Credit Card Debt and Depression – Sad NewsThere are various types of debt that a person can rack up. But, Credit Card Debt and Depression is scary. There’s what’s considered long-term debt, which is characterized as bank loans, student loans and mortgages. There’s mid-term debt, such as auto loans and personal loans. And then there’s short-term debt, such as credit card debt and overdue bills. According to a new study by the Institute for Research on Poverty and the Center for Financial Security at the University of Wisconsin, it’s this short-term debt that researchers have found is linked to depressive symptoms, especially if the individual is single, near retirement or uneducated. And if you think about it – the results make sense. Long-term debt, such as a mortgage, can be thought of as an investment. So can mid-term debt, like student loans – it’s essentially debt with a purpose. However, lofty credit card debt and overdue bills – in this study, overdue bills are characterized as being more than two months late – more reflect one’s financial irresponsibility.
Study DetailsThe study measured 8,500 consumers over two time periods, from 1987 to 1989 and then again from 1992 to 1994 through the National Survey of Families and Households. The two time periods reflect spans where unsecured debt escalated in the United States. Respondents were asked to identify how many days per week they felt 12 depressive symptoms, of which a significant relationship was discovered between depressive symptoms and short-term debt, especially of the unmarried, near retirement or uneducated crowd, of which limited resources might exist for breaking out of such habits.
ConsiderationsOne important to consideration about this study is that depressive symptoms and clinical depression are not the same thing. So, it’s not accurate to say, according to this study at least, that those with short-term debt are more likely to be depressed. Depressive symptoms include the likes of:

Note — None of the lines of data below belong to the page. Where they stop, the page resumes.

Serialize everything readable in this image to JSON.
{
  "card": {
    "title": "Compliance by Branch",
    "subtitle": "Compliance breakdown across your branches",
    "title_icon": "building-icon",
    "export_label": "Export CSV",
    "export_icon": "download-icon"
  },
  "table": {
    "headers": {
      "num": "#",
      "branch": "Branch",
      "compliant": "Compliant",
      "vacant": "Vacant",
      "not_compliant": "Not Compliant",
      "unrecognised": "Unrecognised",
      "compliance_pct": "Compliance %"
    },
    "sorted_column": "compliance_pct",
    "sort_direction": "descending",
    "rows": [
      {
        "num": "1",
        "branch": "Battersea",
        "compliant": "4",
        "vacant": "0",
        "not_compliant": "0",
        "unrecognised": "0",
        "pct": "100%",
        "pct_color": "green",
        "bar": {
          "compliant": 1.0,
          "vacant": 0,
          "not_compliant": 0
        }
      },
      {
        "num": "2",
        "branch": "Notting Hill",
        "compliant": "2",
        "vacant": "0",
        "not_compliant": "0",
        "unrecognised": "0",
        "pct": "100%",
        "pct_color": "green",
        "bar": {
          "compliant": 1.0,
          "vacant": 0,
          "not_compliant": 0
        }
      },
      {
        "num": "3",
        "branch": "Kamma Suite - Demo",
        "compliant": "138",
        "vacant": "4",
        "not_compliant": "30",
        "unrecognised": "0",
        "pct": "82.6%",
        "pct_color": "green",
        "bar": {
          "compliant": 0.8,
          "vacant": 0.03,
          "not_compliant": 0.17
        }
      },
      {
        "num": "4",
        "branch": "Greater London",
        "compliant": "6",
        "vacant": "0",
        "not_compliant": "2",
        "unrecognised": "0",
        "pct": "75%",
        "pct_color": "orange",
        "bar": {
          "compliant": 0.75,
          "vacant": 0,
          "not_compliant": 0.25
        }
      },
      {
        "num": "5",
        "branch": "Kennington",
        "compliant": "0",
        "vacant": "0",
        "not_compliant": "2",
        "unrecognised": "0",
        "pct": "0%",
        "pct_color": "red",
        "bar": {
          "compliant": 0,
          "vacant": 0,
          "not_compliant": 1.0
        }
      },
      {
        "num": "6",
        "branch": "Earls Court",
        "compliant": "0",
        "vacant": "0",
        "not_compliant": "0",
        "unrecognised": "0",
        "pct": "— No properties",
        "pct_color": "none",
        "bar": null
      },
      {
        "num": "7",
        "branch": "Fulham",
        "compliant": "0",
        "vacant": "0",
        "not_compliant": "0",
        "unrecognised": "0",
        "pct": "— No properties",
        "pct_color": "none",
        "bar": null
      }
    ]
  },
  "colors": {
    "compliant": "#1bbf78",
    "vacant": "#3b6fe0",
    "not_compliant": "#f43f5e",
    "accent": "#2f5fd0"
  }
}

- Sleep changes
- Self loathing
- Feelings of helplessness/hopelessness